Talon said through its public relations firm that the ruling “was in the usual form granted by the commission in respect of similar applications for commercial condominium units. Talon has complied with the terms of the ruling.”
The exemption is critical in that it means Talon didn’t have to meet key conditions commonly demanded by the securities commission before investment offerings can be sold to the public.
Most importantly, Talon was able to avoid filing a prospectus — a $1 million-plus document that gets reviewed by the securities commission and outlines the financials of any commercial enterprise trying to attract investors.
But the commission ruling makes clear that the exemption was granted on condition that Talon market the project’s 276 hotel-condos “primarily as first-class luxury hotel condominium units to be used for short-term transient hotel occupancy or for longer-term occupancy.”
Nothing in any of the documents prohibited buyers from flipping units for a profit on completion, as many investors have done during Toronto’s condo boom.

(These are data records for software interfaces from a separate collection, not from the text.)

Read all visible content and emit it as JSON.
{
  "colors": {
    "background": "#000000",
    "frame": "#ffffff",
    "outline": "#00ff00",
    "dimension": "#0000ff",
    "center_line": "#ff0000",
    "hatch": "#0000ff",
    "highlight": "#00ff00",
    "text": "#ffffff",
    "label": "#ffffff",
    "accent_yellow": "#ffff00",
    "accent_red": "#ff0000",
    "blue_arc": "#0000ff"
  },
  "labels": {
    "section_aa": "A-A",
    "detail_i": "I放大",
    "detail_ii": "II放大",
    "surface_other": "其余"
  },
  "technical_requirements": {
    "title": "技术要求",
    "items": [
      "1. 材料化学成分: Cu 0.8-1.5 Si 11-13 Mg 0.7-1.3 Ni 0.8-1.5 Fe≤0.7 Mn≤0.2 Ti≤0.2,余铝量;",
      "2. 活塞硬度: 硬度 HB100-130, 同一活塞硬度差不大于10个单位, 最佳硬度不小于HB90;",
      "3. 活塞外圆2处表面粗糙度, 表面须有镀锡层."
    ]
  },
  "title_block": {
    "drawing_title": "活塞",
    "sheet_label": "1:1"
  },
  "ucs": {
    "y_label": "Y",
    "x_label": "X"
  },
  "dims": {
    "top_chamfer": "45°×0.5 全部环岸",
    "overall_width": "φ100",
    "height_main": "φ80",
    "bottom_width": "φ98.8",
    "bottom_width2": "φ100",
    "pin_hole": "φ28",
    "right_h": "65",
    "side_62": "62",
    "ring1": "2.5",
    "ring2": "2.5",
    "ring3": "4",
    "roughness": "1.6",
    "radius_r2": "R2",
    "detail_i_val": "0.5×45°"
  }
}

But the 10-page ruling stipulates that prospective purchasers “not be provided with rental or cash flow forecasts or guarantees or any other form of financial projection or commitment.”
“That (exemption) left buyers faced with very complex purchase agreements that the average person — even the average lawyer — might not be able to navigate,” said Toronto lawyer Javad Heydary.
“I don’t think we can blame the commission. They proceeded on the understanding that Talon would undertake the terms of the order.”
Heydary heads a team of eight lawyers who’ve been trying to unravel the complex purchase agreements on behalf of investors who bought through Talon sales staff or realtors to whom Talon paid commissions.
Trump not only licensed his name, which graces the top of the 65-storey project, but Trump International Hotels oversees the day-to-day running of the hotel.
At least one other lawyer is also looking at the ruling as grounds for helping clients who’ve notified Talon they want to rescind their offers on units ranging from $600,000 to well over $1 million.
About a dozen investors have talked to The Star, but on condition their names not be used because they have yet to be sued by Talon and don’t want to draw attention.
Talon has been facing an escalating buyer revolt because of fees and taxes that inexplicably skyrocketed on the units as the hotel finally opened last February, at least two years behind schedule.
A London, Ont., doctor who took part in a promotional video for the project filed a lawsuit last week seeking $750,000 in damages for “misrepresentation” unless he gets back deposits on his $913,000 hotel-condo.
Dozens of buyers are now trying to get deposits back and renege on final payments averaging more than $500,000 that are due to Talon Nov. 29.
Even buyers too frightened of the legal ramifications of walking away from deals penned up to seven years ago are finding themselves in a crippling Catch-22 — unable to sell the high-priced hotel units in a softening condo market or secure mortgages on balances due.
Buyers trying to back out are using a proviso of the Condominium Act that allows purchasers to cancel deals within 10 days of a “material change.”
Talon has launched lawsuits against seven of those investors and is seeking a declaration from Newmarket’s Superior Court of Justice that the new fees aren’t a material change and that the deals must go ahead.
Source: Toronto Star